→ Work item: Copy every entry exactly, but skip the pictures.

→ Available data:
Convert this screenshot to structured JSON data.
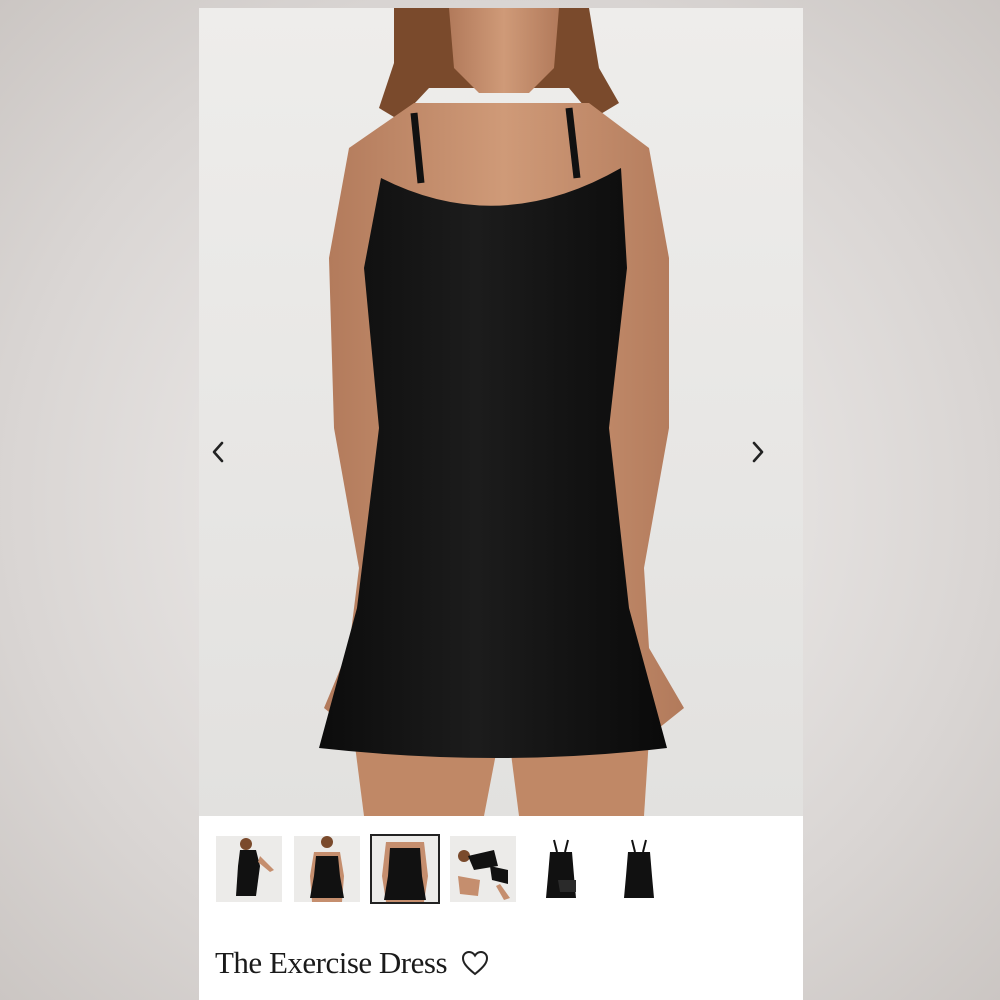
{
  "product": {
    "title": "The Exercise Dress"
  },
  "gallery": {
    "thumbnails": [
      {
        "name": "thumb-side-view"
      },
      {
        "name": "thumb-front-view"
      },
      {
        "name": "thumb-front-closeup",
        "selected": true
      },
      {
        "name": "thumb-kneeling-pose"
      },
      {
        "name": "thumb-flat-with-shorts"
      },
      {
        "name": "thumb-flat-dress"
      }
    ],
    "prev_icon": "chevron-left-icon",
    "next_icon": "chevron-right-icon"
  },
  "icons": {
    "wishlist": "heart-outline-icon"
  },
  "colors": {
    "dress": "#111111",
    "skin": "#c58e6e",
    "hair": "#7a4a2c",
    "background": "#e9e8e6"
  }
}
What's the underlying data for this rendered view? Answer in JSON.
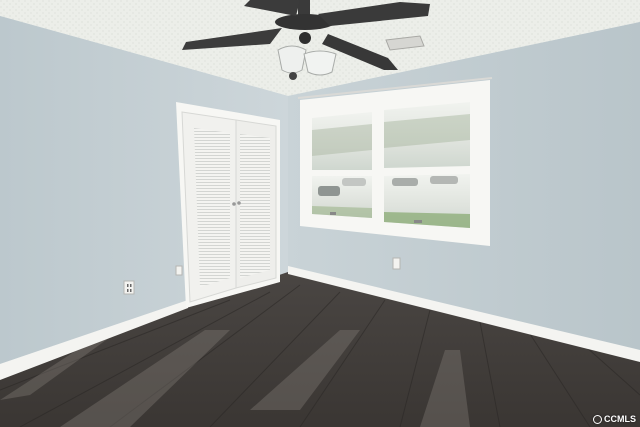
{
  "watermark": {
    "text": "CCMLS"
  },
  "colors": {
    "wall": "#c7d2d6",
    "wall_shadow": "#b7c4c9",
    "ceiling": "#e9ebe7",
    "trim": "#f5f5f2",
    "floor_dark": "#3d3a38",
    "floor_light": "#6e6a66",
    "fan_body": "#3a3a3a",
    "window_outside": "#dfe6e2"
  },
  "scene": {
    "description_icons": [
      "ceiling-fan-icon",
      "closet-door-icon",
      "window-icon",
      "outlet-icon"
    ]
  }
}
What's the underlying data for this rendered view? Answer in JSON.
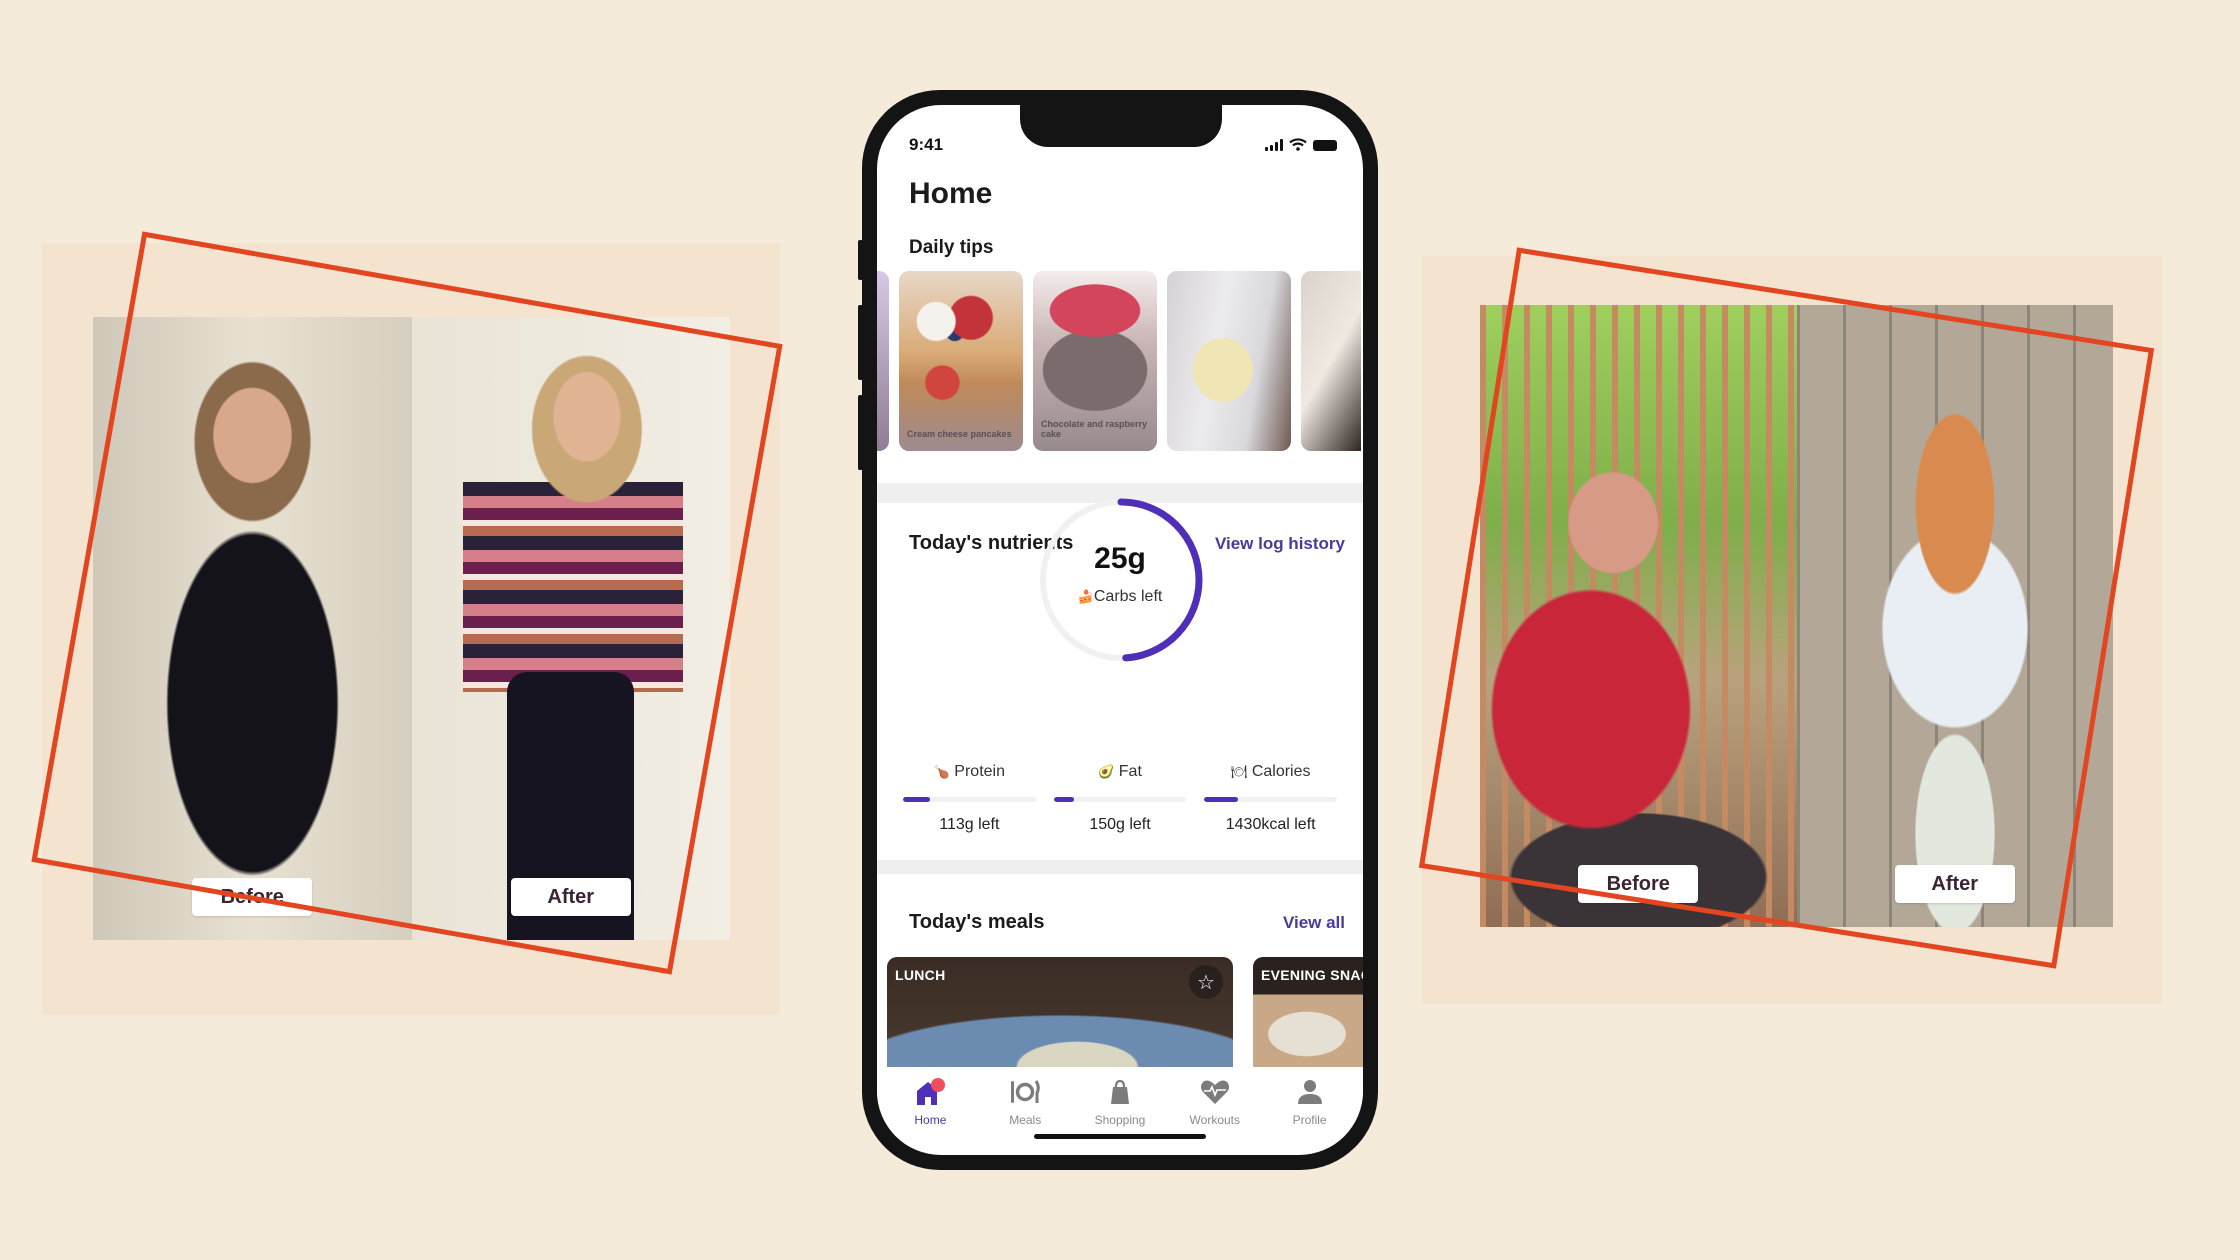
{
  "left_panel": {
    "before_label": "Before",
    "after_label": "After"
  },
  "right_panel": {
    "before_label": "Before",
    "after_label": "After"
  },
  "phone": {
    "status": {
      "time": "9:41"
    },
    "page_title": "Home",
    "daily_tips": {
      "title": "Daily tips",
      "cards": [
        {
          "title": "Cream cheese pancakes"
        },
        {
          "title": "Chocolate and raspberry cake"
        },
        {
          "title": ""
        },
        {
          "title": ""
        }
      ]
    },
    "nutrients": {
      "title": "Today's nutrients",
      "link": "View log history",
      "carbs": {
        "value": "25g",
        "label": "Carbs left",
        "icon": "🍰",
        "progress": 0.49
      },
      "macros": [
        {
          "name": "Protein",
          "icon": "🍗",
          "left": "113g left",
          "progress": 0.2
        },
        {
          "name": "Fat",
          "icon": "🥑",
          "left": "150g left",
          "progress": 0.15
        },
        {
          "name": "Calories",
          "icon": "🍽",
          "left": "1430kcal left",
          "progress": 0.25
        }
      ]
    },
    "meals": {
      "title": "Today's meals",
      "link": "View all",
      "cards": [
        {
          "tag": "LUNCH",
          "favorite_icon": "☆"
        },
        {
          "tag": "EVENING SNAC"
        }
      ]
    },
    "tabs": [
      {
        "label": "Home",
        "icon": "home-icon",
        "active": true
      },
      {
        "label": "Meals",
        "icon": "cutlery-icon",
        "active": false
      },
      {
        "label": "Shopping",
        "icon": "shopping-bag-icon",
        "active": false
      },
      {
        "label": "Workouts",
        "icon": "heart-pulse-icon",
        "active": false
      },
      {
        "label": "Profile",
        "icon": "person-icon",
        "active": false
      }
    ]
  },
  "colors": {
    "background": "#f5ebda",
    "panel": "#f3e3cf",
    "frame_accent": "#e2451f",
    "brand_purple": "#4f2fb8",
    "link_purple": "#4b3a9e",
    "label_text": "#3b2433",
    "notification_dot": "#ef4e5a"
  }
}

→ Result of this exercise:
Convert this screenshot to structured JSON data.
{
  "product": {
    "title": "The Exercise Dress"
  },
  "gallery": {
    "thumbnails": [
      {
        "name": "thumb-side-view"
      },
      {
        "name": "thumb-front-view"
      },
      {
        "name": "thumb-front-closeup",
        "selected": true
      },
      {
        "name": "thumb-kneeling-pose"
      },
      {
        "name": "thumb-flat-with-shorts"
      },
      {
        "name": "thumb-flat-dress"
      }
    ],
    "prev_icon": "chevron-left-icon",
    "next_icon": "chevron-right-icon"
  },
  "icons": {
    "wishlist": "heart-outline-icon"
  },
  "colors": {
    "dress": "#111111",
    "skin": "#c58e6e",
    "hair": "#7a4a2c",
    "background": "#e9e8e6"
  }
}
What's the underlying data for this rendered view? Answer in JSON.
{
  "watermark": {
    "text": "CCMLS"
  },
  "colors": {
    "wall": "#c7d2d6",
    "wall_shadow": "#b7c4c9",
    "ceiling": "#e9ebe7",
    "trim": "#f5f5f2",
    "floor_dark": "#3d3a38",
    "floor_light": "#6e6a66",
    "fan_body": "#3a3a3a",
    "window_outside": "#dfe6e2"
  },
  "scene": {
    "description_icons": [
      "ceiling-fan-icon",
      "closet-door-icon",
      "window-icon",
      "outlet-icon"
    ]
  }
}
What's the underlying data for this rendered view? Answer in JSON.
{
  "left_panel": {
    "before_label": "Before",
    "after_label": "After"
  },
  "right_panel": {
    "before_label": "Before",
    "after_label": "After"
  },
  "phone": {
    "status": {
      "time": "9:41"
    },
    "page_title": "Home",
    "daily_tips": {
      "title": "Daily tips",
      "cards": [
        {
          "title": "Cream cheese pancakes"
        },
        {
          "title": "Chocolate and raspberry cake"
        },
        {
          "title": ""
        },
        {
          "title": ""
        }
      ]
    },
    "nutrients": {
      "title": "Today's nutrients",
      "link": "View log history",
      "carbs": {
        "value": "25g",
        "label": "Carbs left",
        "icon": "🍰",
        "progress": 0.49
      },
      "macros": [
        {
          "name": "Protein",
          "icon": "🍗",
          "left": "113g left",
          "progress": 0.2
        },
        {
          "name": "Fat",
          "icon": "🥑",
          "left": "150g left",
          "progress": 0.15
        },
        {
          "name": "Calories",
          "icon": "🍽",
          "left": "1430kcal left",
          "progress": 0.25
        }
      ]
    },
    "meals": {
      "title": "Today's meals",
      "link": "View all",
      "cards": [
        {
          "tag": "LUNCH",
          "favorite_icon": "☆"
        },
        {
          "tag": "EVENING SNAC"
        }
      ]
    },
    "tabs": [
      {
        "label": "Home",
        "icon": "home-icon",
        "active": true
      },
      {
        "label": "Meals",
        "icon": "cutlery-icon",
        "active": false
      },
      {
        "label": "Shopping",
        "icon": "shopping-bag-icon",
        "active": false
      },
      {
        "label": "Workouts",
        "icon": "heart-pulse-icon",
        "active": false
      },
      {
        "label": "Profile",
        "icon": "person-icon",
        "active": false
      }
    ]
  },
  "colors": {
    "background": "#f5ebda",
    "panel": "#f3e3cf",
    "frame_accent": "#e2451f",
    "brand_purple": "#4f2fb8",
    "link_purple": "#4b3a9e",
    "label_text": "#3b2433",
    "notification_dot": "#ef4e5a"
  }
}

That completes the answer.